In fact, I loved all my classes–even biology. Being homeschooled, I’d missed the opportunity to participate in an actual lab, meaning I had never had the experience of dissecting a frog. That particular lab assignment was an adventure. My lab partners were all juniors, so I was the baby, yet I was the most serious. They taught me to loosen up in the classroom. We named our frog Kate. It turned out to be a male, though, so we changed his name to Mr. Kate. He had many escapades, like chasing squeamish girls around the lab tables… possibly with the help of our convenient mobility… I’m assuming that lab was similar to public high school, only glorified since most everyone was over the age of twenty…
Anyhow, I learned how to be obnoxious by dissecting frogs in biology. English was boring. Even my professor (who is the most fabulous dean ever) could tell I was bored. She made up for it by allowing me to extend my papers and tweak the grading rubric.
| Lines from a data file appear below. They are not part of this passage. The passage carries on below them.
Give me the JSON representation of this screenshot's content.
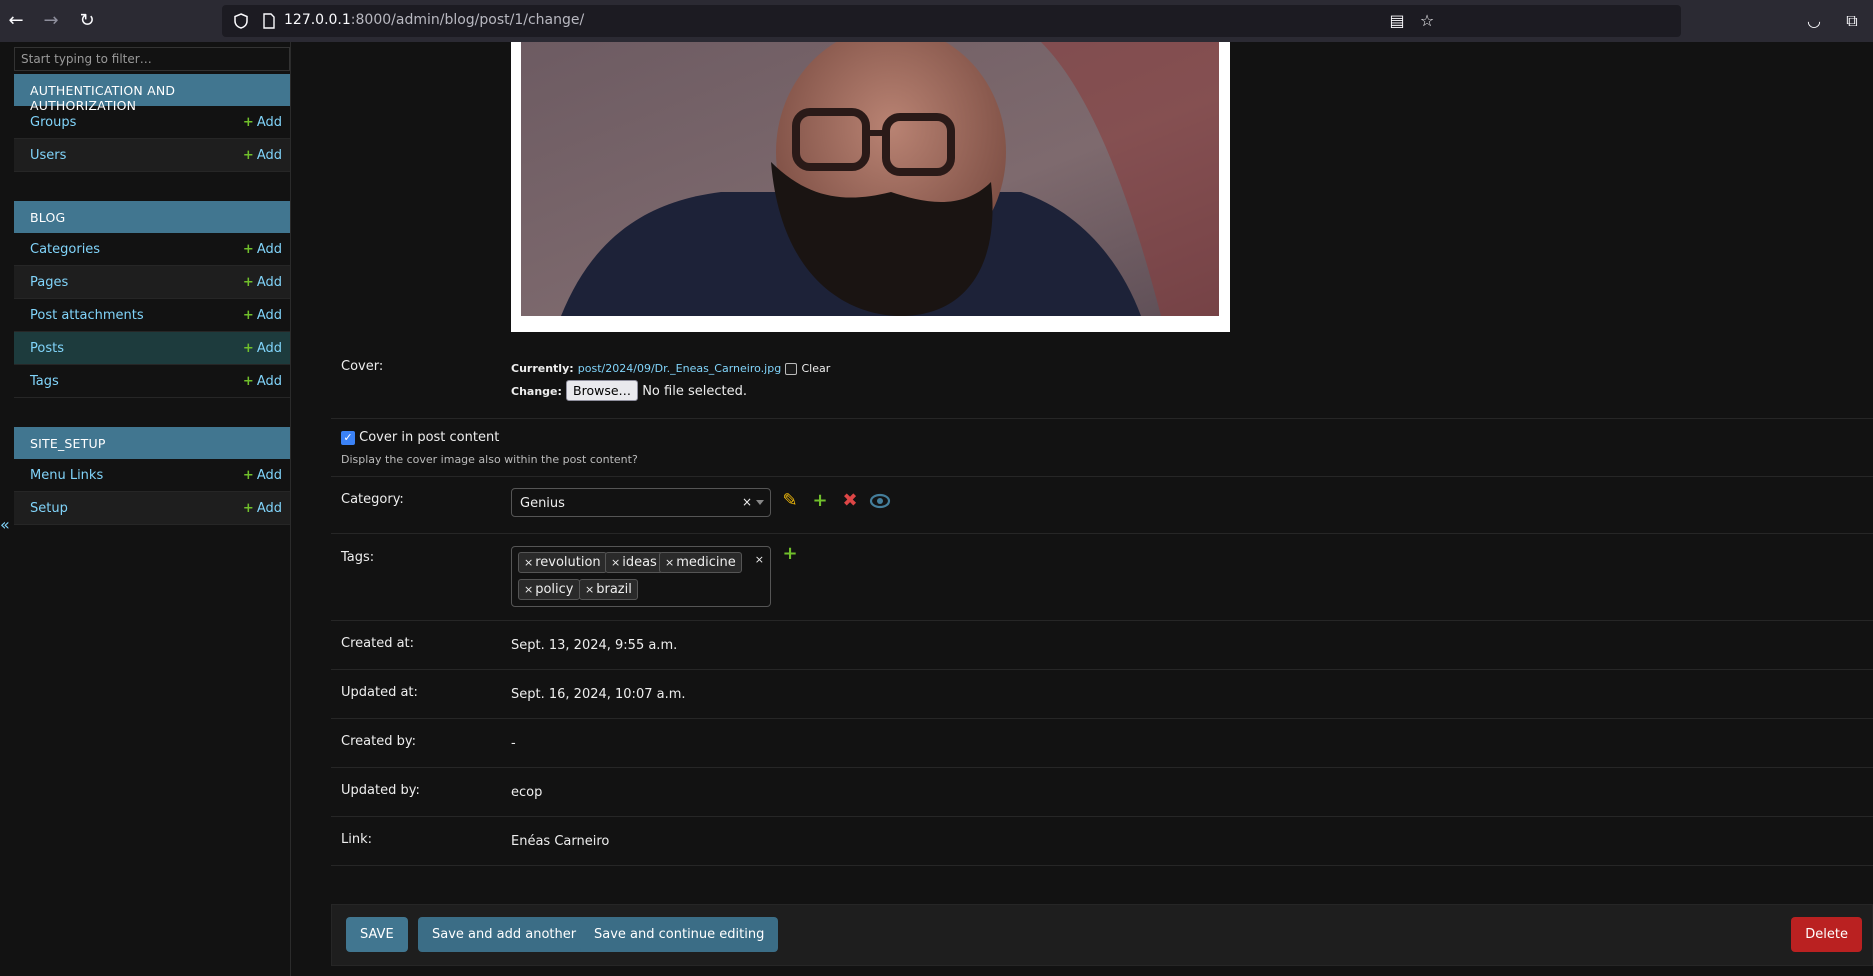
{
  "browser": {
    "url_host": "127.0.0.1",
    "url_rest": ":8000/admin/blog/post/1/change/"
  },
  "sidebar": {
    "filter_placeholder": "Start typing to filter…",
    "modules": [
      {
        "title": "AUTHENTICATION AND AUTHORIZATION",
        "items": [
          {
            "label": "Groups",
            "add": "Add"
          },
          {
            "label": "Users",
            "add": "Add"
          }
        ]
      },
      {
        "title": "BLOG",
        "items": [
          {
            "label": "Categories",
            "add": "Add"
          },
          {
            "label": "Pages",
            "add": "Add"
          },
          {
            "label": "Post attachments",
            "add": "Add"
          },
          {
            "label": "Posts",
            "add": "Add"
          },
          {
            "label": "Tags",
            "add": "Add"
          }
        ]
      },
      {
        "title": "SITE_SETUP",
        "items": [
          {
            "label": "Menu Links",
            "add": "Add"
          },
          {
            "label": "Setup",
            "add": "Add"
          }
        ]
      }
    ],
    "collapse_symbol": "«"
  },
  "form": {
    "cover": {
      "label": "Cover:",
      "currently_label": "Currently:",
      "current_file": "post/2024/09/Dr._Eneas_Carneiro.jpg",
      "clear_label": "Clear",
      "change_label": "Change:",
      "browse_label": "Browse…",
      "no_file": "No file selected."
    },
    "cover_in_content": {
      "label": "Cover in post content",
      "help": "Display the cover image also within the post content?",
      "checked": true
    },
    "category": {
      "label": "Category:",
      "value": "Genius"
    },
    "tags": {
      "label": "Tags:",
      "values": [
        "revolution",
        "ideas",
        "medicine",
        "policy",
        "brazil"
      ]
    },
    "created_at": {
      "label": "Created at:",
      "value": "Sept. 13, 2024, 9:55 a.m."
    },
    "updated_at": {
      "label": "Updated at:",
      "value": "Sept. 16, 2024, 10:07 a.m."
    },
    "created_by": {
      "label": "Created by:",
      "value": "-"
    },
    "updated_by": {
      "label": "Updated by:",
      "value": "ecop"
    },
    "link": {
      "label": "Link:",
      "value": "Enéas Carneiro"
    }
  },
  "actions": {
    "save": "SAVE",
    "save_add": "Save and add another",
    "save_continue": "Save and continue editing",
    "delete": "Delete"
  },
  "colors": {
    "header": "#417690",
    "link": "#81d4fa",
    "add_plus": "#70bf2b",
    "delete": "#ba2121"
  }
}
So much research. It was beyond beautiful, and I’m quite glad that I took the class, because I gained confidence in my academic writing. Also, I was able to write research papers without being confined to a class syllabus, which means I obsessed over pet topics.
On the other hand, my honors class let me completely nerd out over literature. For instance, we read “The Crossing” in two weeks. Have you ever tried reading an insane amount of Cormac McCarthy in such a sort time? It’s a beautiful state of insanity, and I gave up fighting it after the first week. Regrettably, I’ve been corrupted into a McCarthy lover. The best thing was probably being introduced to Barry Lopez, though. Our class had extensively studied one of his books, so meeting such a well known traveling writer was the highlight of the semester. In fact, I learned so much from the meeting that I wrote a post about it: Learning From Lopez.
Meanwhile, Spanish class was definitely the highlight of my day…Mi clase de español es mi favorita, porque yo quiero estudiar lenguas extrenjeras. Yo deseo viajar mucho, así hablar en español es muy importante… Anyhow, a small university means small class size (my honors class had 8 students). Toss that in with the best professor ever, and you’re in store for a semester of memories. Our class learned quickly, so we finished our course a week ahead of schedule. That led to several interesting class periods of us insulting each other in our newly obtained language. There was never a dull moment.
Now I’m sitting in my old bedroom, reunited with my desk and favorite tea cup. When I left for college, I thought I would miss this– my own space, sweet silence. Except it’s strange being home, because university life exceeded my expectations in ways I never expected…
(Thought, we could say that the food lived up to my expectations. By the second week I stopped questioning what was on my plate. The freshman fifteen became a myth. Honestly, I’d probably starve before gaining weight. Plus small campus means you walk everywhere. It also means you can sleep until fifteen minutes before your first class and still show up ten minutes before the professor. Except that only happens when you accept wearing sweatpants and hoodies to class. I didn’t learn any of that until after midterms. It’s a shame.)
…The towering books didn’t exactly gleam in the dazzling spotlight of wisdom, my favorite educators turned out to be the witty, laidback professors who held high standards, and I probably spent more time at the local Brew with a hand of cards than philosophical debates. Yet, what I had was better than a strict, black-and-white education. I had found a new home—a place where the professors and classmates are my family and learning is a joy, whether it be academic or lessons of life.